BEGIN Supplied material

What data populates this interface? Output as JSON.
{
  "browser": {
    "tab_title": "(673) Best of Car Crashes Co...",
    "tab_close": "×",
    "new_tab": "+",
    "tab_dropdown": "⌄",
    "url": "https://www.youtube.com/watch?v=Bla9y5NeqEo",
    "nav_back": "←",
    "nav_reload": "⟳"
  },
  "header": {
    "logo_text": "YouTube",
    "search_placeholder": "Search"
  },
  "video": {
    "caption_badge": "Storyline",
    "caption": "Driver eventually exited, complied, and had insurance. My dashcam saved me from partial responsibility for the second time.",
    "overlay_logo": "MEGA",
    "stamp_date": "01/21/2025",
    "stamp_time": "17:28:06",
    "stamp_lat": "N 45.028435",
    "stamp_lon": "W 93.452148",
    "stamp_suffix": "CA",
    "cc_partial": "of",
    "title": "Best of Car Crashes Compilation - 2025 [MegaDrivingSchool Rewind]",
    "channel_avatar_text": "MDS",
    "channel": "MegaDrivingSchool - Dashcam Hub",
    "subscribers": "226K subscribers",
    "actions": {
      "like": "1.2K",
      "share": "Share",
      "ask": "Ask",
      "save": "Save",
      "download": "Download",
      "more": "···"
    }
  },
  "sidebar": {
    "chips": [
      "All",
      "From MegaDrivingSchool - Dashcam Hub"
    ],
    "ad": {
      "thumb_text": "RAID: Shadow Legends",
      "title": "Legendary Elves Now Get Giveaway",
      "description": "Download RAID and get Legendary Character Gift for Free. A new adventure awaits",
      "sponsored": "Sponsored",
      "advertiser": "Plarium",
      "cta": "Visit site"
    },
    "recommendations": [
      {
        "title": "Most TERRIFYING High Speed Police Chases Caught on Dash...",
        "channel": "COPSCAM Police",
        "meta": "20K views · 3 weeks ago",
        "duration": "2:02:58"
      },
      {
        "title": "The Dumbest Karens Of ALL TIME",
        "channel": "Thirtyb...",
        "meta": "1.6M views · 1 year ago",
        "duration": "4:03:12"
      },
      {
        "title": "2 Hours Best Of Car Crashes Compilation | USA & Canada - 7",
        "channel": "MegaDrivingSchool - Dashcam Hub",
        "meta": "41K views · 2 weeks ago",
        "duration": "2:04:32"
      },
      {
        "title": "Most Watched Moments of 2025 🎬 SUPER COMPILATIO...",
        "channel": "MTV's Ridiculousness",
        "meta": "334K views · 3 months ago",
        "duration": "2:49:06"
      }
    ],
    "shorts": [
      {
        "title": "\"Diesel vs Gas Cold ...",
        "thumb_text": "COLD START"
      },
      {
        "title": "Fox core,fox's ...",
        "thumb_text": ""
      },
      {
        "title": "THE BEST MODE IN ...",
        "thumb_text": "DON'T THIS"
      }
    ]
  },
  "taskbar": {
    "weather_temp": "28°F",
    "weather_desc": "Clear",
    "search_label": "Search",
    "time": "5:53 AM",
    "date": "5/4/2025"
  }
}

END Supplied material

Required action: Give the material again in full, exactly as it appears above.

Problem solution:
What data populates this interface? Output as JSON.
{
  "browser": {
    "tab_title": "(673) Best of Car Crashes Co...",
    "tab_close": "×",
    "new_tab": "+",
    "tab_dropdown": "⌄",
    "url": "https://www.youtube.com/watch?v=Bla9y5NeqEo",
    "nav_back": "←",
    "nav_reload": "⟳"
  },
  "header": {
    "logo_text": "YouTube",
    "search_placeholder": "Search"
  },
  "video": {
    "caption_badge": "Storyline",
    "caption": "Driver eventually exited, complied, and had insurance. My dashcam saved me from partial responsibility for the second time.",
    "overlay_logo": "MEGA",
    "stamp_date": "01/21/2025",
    "stamp_time": "17:28:06",
    "stamp_lat": "N 45.028435",
    "stamp_lon": "W 93.452148",
    "stamp_suffix": "CA",
    "cc_partial": "of",
    "title": "Best of Car Crashes Compilation - 2025 [MegaDrivingSchool Rewind]",
    "channel_avatar_text": "MDS",
    "channel": "MegaDrivingSchool - Dashcam Hub",
    "subscribers": "226K subscribers",
    "actions": {
      "like": "1.2K",
      "share": "Share",
      "ask": "Ask",
      "save": "Save",
      "download": "Download",
      "more": "···"
    }
  },
  "sidebar": {
    "chips": [
      "All",
      "From MegaDrivingSchool - Dashcam Hub"
    ],
    "ad": {
      "thumb_text": "RAID: Shadow Legends",
      "title": "Legendary Elves Now Get Giveaway",
      "description": "Download RAID and get Legendary Character Gift for Free. A new adventure awaits",
      "sponsored": "Sponsored",
      "advertiser": "Plarium",
      "cta": "Visit site"
    },
    "recommendations": [
      {
        "title": "Most TERRIFYING High Speed Police Chases Caught on Dash...",
        "channel": "COPSCAM Police",
        "meta": "20K views · 3 weeks ago",
        "duration": "2:02:58"
      },
      {
        "title": "The Dumbest Karens Of ALL TIME",
        "channel": "Thirtyb...",
        "meta": "1.6M views · 1 year ago",
        "duration": "4:03:12"
      },
      {
        "title": "2 Hours Best Of Car Crashes Compilation | USA & Canada - 7",
        "channel": "MegaDrivingSchool - Dashcam Hub",
        "meta": "41K views · 2 weeks ago",
        "duration": "2:04:32"
      },
      {
        "title": "Most Watched Moments of 2025 🎬 SUPER COMPILATIO...",
        "channel": "MTV's Ridiculousness",
        "meta": "334K views · 3 months ago",
        "duration": "2:49:06"
      }
    ],
    "shorts": [
      {
        "title": "\"Diesel vs Gas Cold ...",
        "thumb_text": "COLD START"
      },
      {
        "title": "Fox core,fox's ...",
        "thumb_text": ""
      },
      {
        "title": "THE BEST MODE IN ...",
        "thumb_text": "DON'T THIS"
      }
    ]
  },
  "taskbar": {
    "weather_temp": "28°F",
    "weather_desc": "Clear",
    "search_label": "Search",
    "time": "5:53 AM",
    "date": "5/4/2025"
  }
}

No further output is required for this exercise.